--- The data Enclosed Below ---
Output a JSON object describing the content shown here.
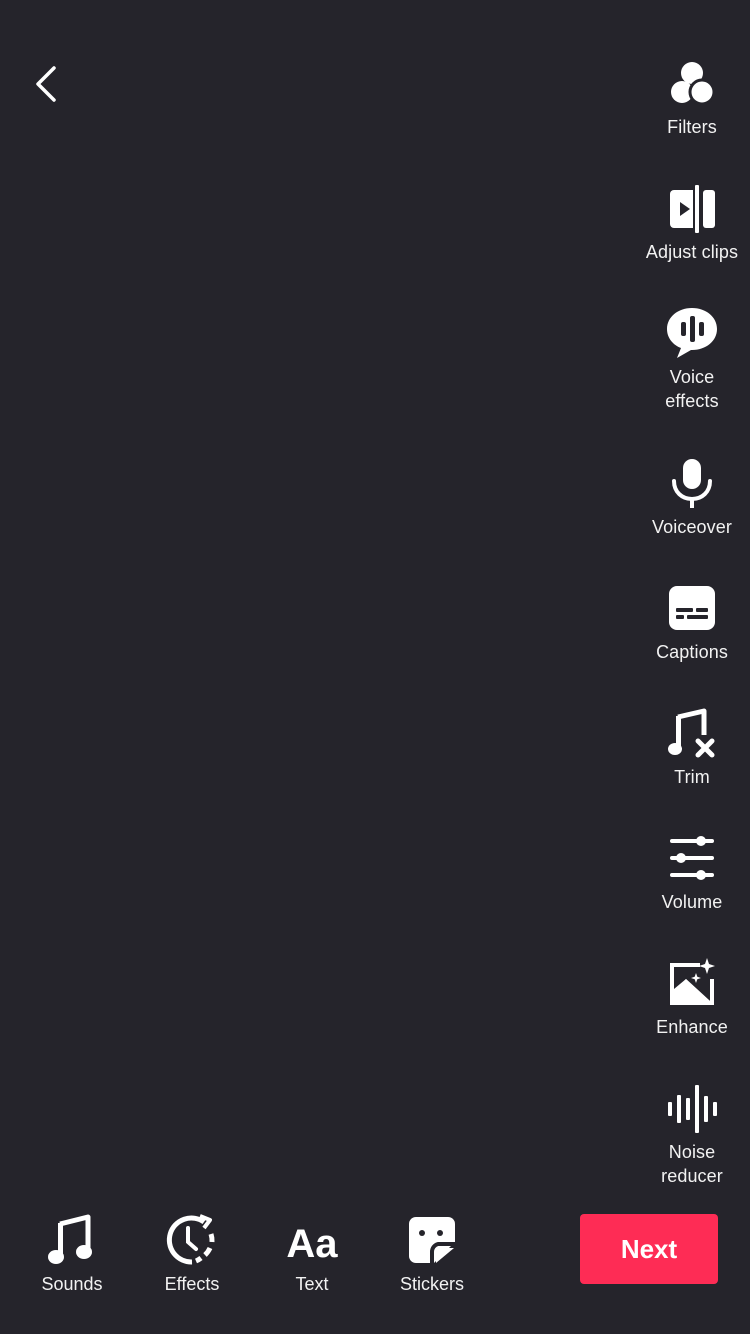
{
  "header": {
    "back_icon": "chevron-left-icon"
  },
  "side_tools": [
    {
      "id": "filters",
      "label": "Filters",
      "icon": "filters-icon"
    },
    {
      "id": "adjust-clips",
      "label": "Adjust clips",
      "icon": "adjust-clips-icon"
    },
    {
      "id": "voice-effects",
      "label": "Voice\neffects",
      "icon": "voice-effects-icon"
    },
    {
      "id": "voiceover",
      "label": "Voiceover",
      "icon": "microphone-icon"
    },
    {
      "id": "captions",
      "label": "Captions",
      "icon": "captions-icon"
    },
    {
      "id": "trim",
      "label": "Trim",
      "icon": "music-trim-icon"
    },
    {
      "id": "volume",
      "label": "Volume",
      "icon": "sliders-icon"
    },
    {
      "id": "enhance",
      "label": "Enhance",
      "icon": "enhance-image-icon"
    },
    {
      "id": "noise-reducer",
      "label": "Noise\nreducer",
      "icon": "waveform-icon"
    }
  ],
  "bottom_tools": [
    {
      "id": "sounds",
      "label": "Sounds",
      "icon": "music-note-icon"
    },
    {
      "id": "effects",
      "label": "Effects",
      "icon": "effects-clock-icon"
    },
    {
      "id": "text",
      "label": "Text",
      "icon": "text-aa-icon"
    },
    {
      "id": "stickers",
      "label": "Stickers",
      "icon": "sticker-icon"
    }
  ],
  "next_button": {
    "label": "Next",
    "color": "#fe2c55"
  },
  "colors": {
    "background": "#25242b",
    "text": "#ffffff",
    "accent": "#fe2c55"
  }
}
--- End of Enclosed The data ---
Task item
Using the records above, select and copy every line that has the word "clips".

Task answer
      "id": "adjust-clips",
      "label": "Adjust clips",
      "icon": "adjust-clips-icon"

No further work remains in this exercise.